Gloger's rule is a classic ecogeographical principle that, in its simplest version, predicts animals should be darker in warmer and wetter climates. In a rarely tested more complex version, it also predicts animals should be more rufous in warmer and drier climates. The Variable Antshrike (Thamnophilus caerulescens) is a widely distributed South American passerine that presents an impressive amount of plumage color variation and occupies a wide variety of climatic conditions. Moreover, genetic and vocal evidence indicate ongoing hybridization in south-central Bolivia among 3 populations with very distinct plumages. We collected color data from 232 specimens from throughout this species' distribution to test the predictions of Gloger's rule. We found a negative correlation between brightness and precipitation, consistent with the simple version of Gloger's rule. In contrast, we found that birds were darker in cooler climates, contrary to the simple version of Gloger's rule, but consistent with recent findings in other taxa. We found support for both predictions of the complex Gloger's rule and suggest it might be driven by background matching. We conclude by concurring with a recent suggestion that the simple version of Gloger's rule should be reformulated exclusively in terms of humidity.
Almost 200 years ago, the German naturalist Constantin Gloger predicted that birds that live in warm and rainy areas tend to be darker than those that in live in cool and dry areas. He also predicted that birds tend to be browner when they live in dry areas. This pattern has come to be known as Gloger's rule.
South America has the world's greatest bird diversity, but Gloger's rule has almost never been studied in South American birds. This is an important question to address because it can help us learn about how species evolve respond to their environments. It becomes even more important in our era of human-induced climatic changes.
We studied Gloger's rule in the aptly named Variable Antshrike. This small South American bird species varies geographically in color from almost all black to almost all white. We used a technique called reflectance spectrophotometry, which allows us to precisely quantify the colors of feathers. We measured over 200 specimens kept in natural history collections. The majority of those specimens were collected by one of us (Brumfield) in Bolivia in the early 2000s. This is the largest sample size ever used to study Gloger's rule in a tropical bird.
As predicted by Gloger, we found that the Variable Antshrike tends to be darker in rainier areas, and it tends to be browner in drier and warmer areas. But contrary to Gloger's ideas, we found that it tends to be darker in cooler, not warmer, areas.

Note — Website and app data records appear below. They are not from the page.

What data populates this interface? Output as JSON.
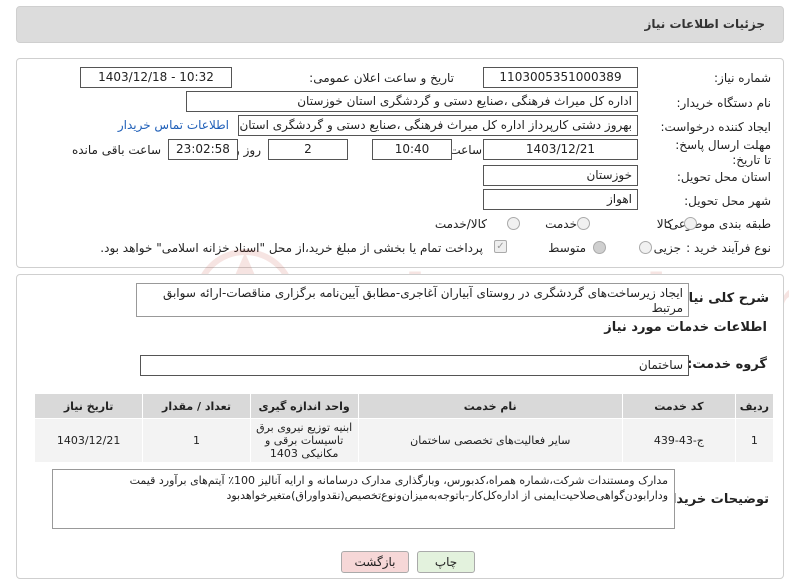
{
  "header": {
    "title": "جزئیات اطلاعات نیاز"
  },
  "form": {
    "need_number_label": "شماره نیاز:",
    "need_number": "1103005351000389",
    "announce_label": "تاریخ و ساعت اعلان عمومی:",
    "announce_value": "1403/12/18 - 10:32",
    "buyer_org_label": "نام دستگاه خریدار:",
    "buyer_org": "اداره کل میراث فرهنگی ،صنایع دستی و گردشگری استان خوزستان",
    "creator_label": "ایجاد کننده درخواست:",
    "creator": "بهروز دشتی کارپرداز اداره کل میراث فرهنگی ،صنایع دستی و گردشگری استان خوزستان",
    "contact_link": "اطلاعات تماس خریدار",
    "deadline_label": "مهلت ارسال پاسخ: تا تاریخ:",
    "deadline_date": "1403/12/21",
    "time_label": "ساعت",
    "deadline_time": "10:40",
    "days_value": "2",
    "days_label": "روز و",
    "remaining_time": "23:02:58",
    "remaining_label": "ساعت باقی مانده",
    "province_label": "استان محل تحویل:",
    "province": "خوزستان",
    "city_label": "شهر محل تحویل:",
    "city": "اهواز",
    "category_label": "طبقه بندی موضوعی:",
    "category_options": [
      "کالا",
      "خدمت",
      "کالا/خدمت"
    ],
    "process_label": "نوع فرآیند خرید :",
    "process_options": [
      "جزیی",
      "متوسط"
    ],
    "payment_note": "پرداخت تمام یا بخشی از مبلغ خرید،از محل \"اسناد خزانه اسلامی\" خواهد بود."
  },
  "description": {
    "label": "شرح کلی نیاز:",
    "text": "ایجاد زیرساخت‌های گردشگری در روستای آبیاران آغاجری-مطابق آیین‌نامه برگزاری مناقصات-ارائه سوابق مرتبط"
  },
  "services": {
    "section_title": "اطلاعات خدمات مورد نیاز",
    "group_label": "گروه خدمت:",
    "group_value": "ساختمان",
    "columns": [
      "ردیف",
      "کد خدمت",
      "نام خدمت",
      "واحد اندازه گیری",
      "تعداد / مقدار",
      "تاریخ نیاز"
    ],
    "rows": [
      {
        "index": "1",
        "code": "ج-43-439",
        "name": "سایر فعالیت‌های تخصصی ساختمان",
        "unit": "ابنیه توزیع نیروی برق تاسیسات برقی و مکانیکی 1403",
        "qty": "1",
        "date": "1403/12/21"
      }
    ]
  },
  "buyer_notes": {
    "label": "توضیحات خریدار:",
    "text": "مدارک ومستندات شرکت،شماره همراه،کدبورس، وبارگذاری مدارک درسامانه و ارایه آنالیز 100٪ آیتم‌های برآورد قیمت ودارابودن‌گواهی‌صلاحیت‌ایمنی از اداره‌کل‌کار-باتوجه‌به‌میزان‌ونوع‌تخصیص(نقدواوراق)متغیرخواهدبود"
  },
  "buttons": {
    "print": "چاپ",
    "back": "بازگشت"
  },
  "watermark": {
    "text": "AriaTender.neT"
  },
  "colors": {
    "link": "#1f5fb8",
    "header_bg": "#dcdcdc",
    "back_button_bg": "#f6d7d7",
    "print_button_bg": "#e3f2dd"
  }
}
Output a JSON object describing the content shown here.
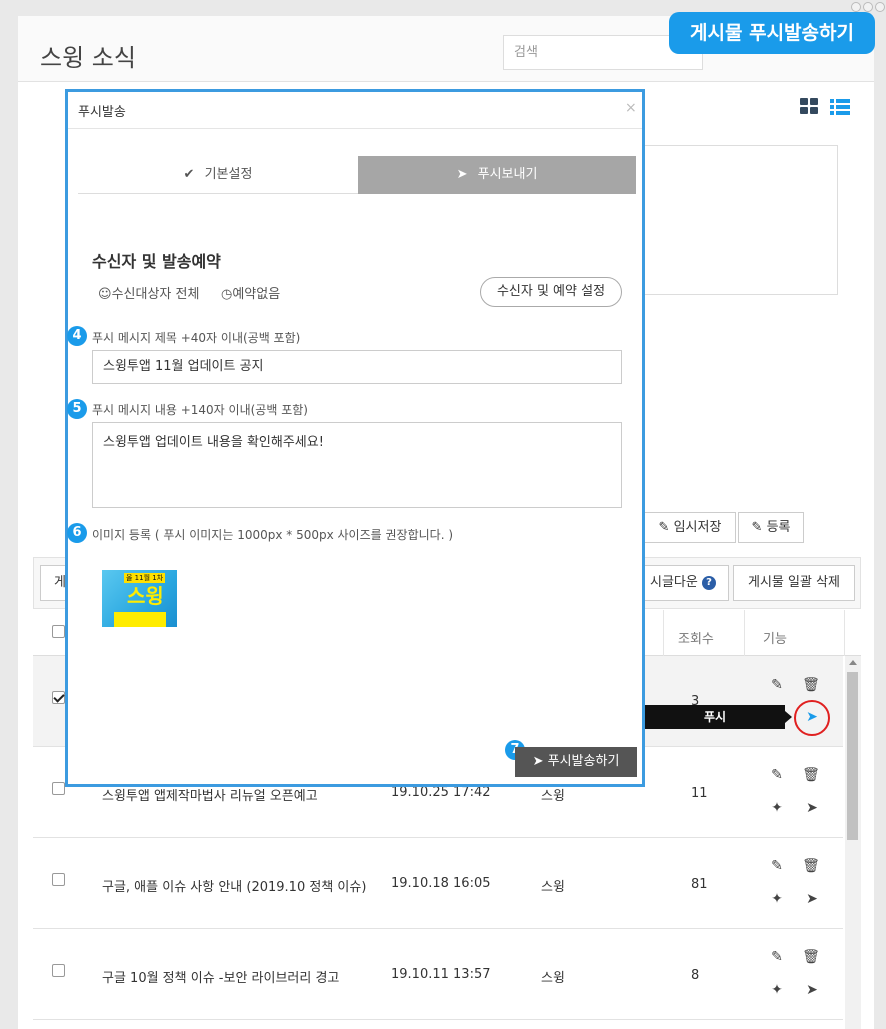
{
  "page": {
    "title": "스윙 소식",
    "search_placeholder": "검색"
  },
  "banner": {
    "text": "게시물 푸시발송하기"
  },
  "editor": {
    "temp_save_label": "임시저장",
    "register_label": "등록"
  },
  "list_toolbar": {
    "select_label": "게",
    "download_label": "시글다운",
    "help_icon": "?",
    "bulk_delete_label": "게시물 일괄 삭제"
  },
  "table": {
    "headers": {
      "views": "조회수",
      "actions": "기능"
    },
    "rows": [
      {
        "checked": true,
        "title": "",
        "date": "",
        "author": "",
        "views": "3"
      },
      {
        "checked": false,
        "title": "스윙투앱 앱제작마법사 리뉴얼 오픈예고",
        "date": "19.10.25 17:42",
        "author": "스윙",
        "views": "11"
      },
      {
        "checked": false,
        "title": "구글, 애플 이슈 사항 안내 (2019.10 정책 이슈)",
        "date": "19.10.18 16:05",
        "author": "스윙",
        "views": "81"
      },
      {
        "checked": false,
        "title": "구글 10월 정책 이슈 -보안 라이브러리 경고",
        "date": "19.10.11 13:57",
        "author": "스윙",
        "views": "8"
      }
    ]
  },
  "tooltip": {
    "text": "푸시"
  },
  "modal": {
    "title": "푸시발송",
    "close": "×",
    "tabs": [
      {
        "label": "기본설정",
        "icon": "check-icon"
      },
      {
        "label": "푸시보내기",
        "icon": "paper-plane-icon"
      }
    ],
    "section_title": "수신자 및 발송예약",
    "recipient": "수신대상자 전체",
    "schedule": "예약없음",
    "recipient_button": "수신자 및 예약 설정",
    "steps": {
      "s4": "4",
      "s5": "5",
      "s6": "6",
      "s7": "7"
    },
    "title_label": "푸시 메시지 제목 +40자 이내(공백 포함)",
    "title_value": "스윙투앱 11월 업데이트 공지",
    "body_label": "푸시 메시지 내용 +140자 이내(공백 포함)",
    "body_value": "스윙투앱 업데이트 내용을 확인해주세요!",
    "image_label": "이미지 등록 ( 푸시 이미지는 1000px * 500px 사이즈를 권장합니다. )",
    "image_thumb": {
      "top_text": "올 11월 1차",
      "main_text": "스윙"
    },
    "send_button": "푸시발송하기"
  },
  "colors": {
    "accent": "#1a9bea",
    "modal_border": "#3c9be0",
    "tab_active": "#a6a6a6",
    "send_button": "#555555",
    "highlight_ring": "#e02020"
  }
}
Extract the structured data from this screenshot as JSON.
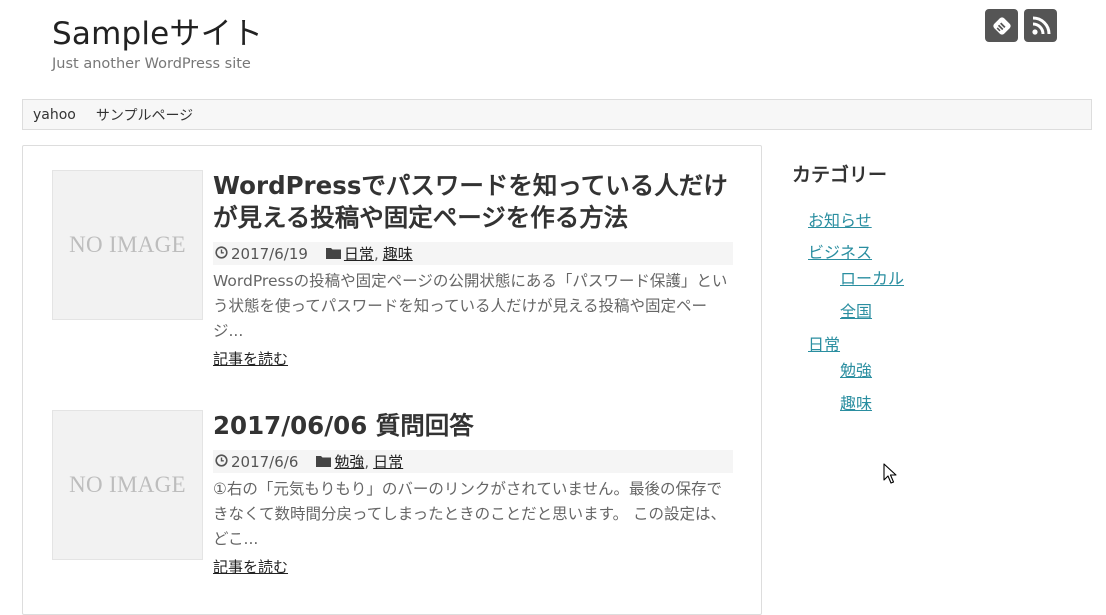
{
  "header": {
    "site_title": "Sampleサイト",
    "site_description": "Just another WordPress site",
    "icons": [
      "feedly-icon",
      "rss-icon"
    ]
  },
  "nav": {
    "items": [
      {
        "label": "yahoo"
      },
      {
        "label": "サンプルページ"
      }
    ]
  },
  "posts": [
    {
      "thumbnail_text": "NO IMAGE",
      "title": "WordPressでパスワードを知っている人だけが見える投稿や固定ページを作る方法",
      "date": "2017/6/19",
      "categories": [
        "日常",
        "趣味"
      ],
      "excerpt": "WordPressの投稿や固定ページの公開状態にある「パスワード保護」という状態を使ってパスワードを知っている人だけが見える投稿や固定ページ...",
      "read_more": "記事を読む"
    },
    {
      "thumbnail_text": "NO IMAGE",
      "title": "2017/06/06 質問回答",
      "date": "2017/6/6",
      "categories": [
        "勉強",
        "日常"
      ],
      "excerpt": "①右の「元気もりもり」のバーのリンクがされていません。最後の保存できなくて数時間分戻ってしまったときのことだと思います。 この設定は、どこ...",
      "read_more": "記事を読む"
    }
  ],
  "sidebar": {
    "widget_title": "カテゴリー",
    "categories": [
      {
        "label": "お知らせ",
        "children": []
      },
      {
        "label": "ビジネス",
        "children": [
          {
            "label": "ローカル"
          },
          {
            "label": "全国"
          }
        ]
      },
      {
        "label": "日常",
        "children": [
          {
            "label": "勉強"
          },
          {
            "label": "趣味"
          }
        ]
      }
    ]
  },
  "colors": {
    "link": "#2a8ea0",
    "icon_bg": "#555555",
    "border": "#dddddd"
  }
}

We suggest that this might be because being dark in cooler places helps birds maintain warm body temperatures. We also suggest that being brown in dry areas helps the birds camouflage amidst sparse vegetation.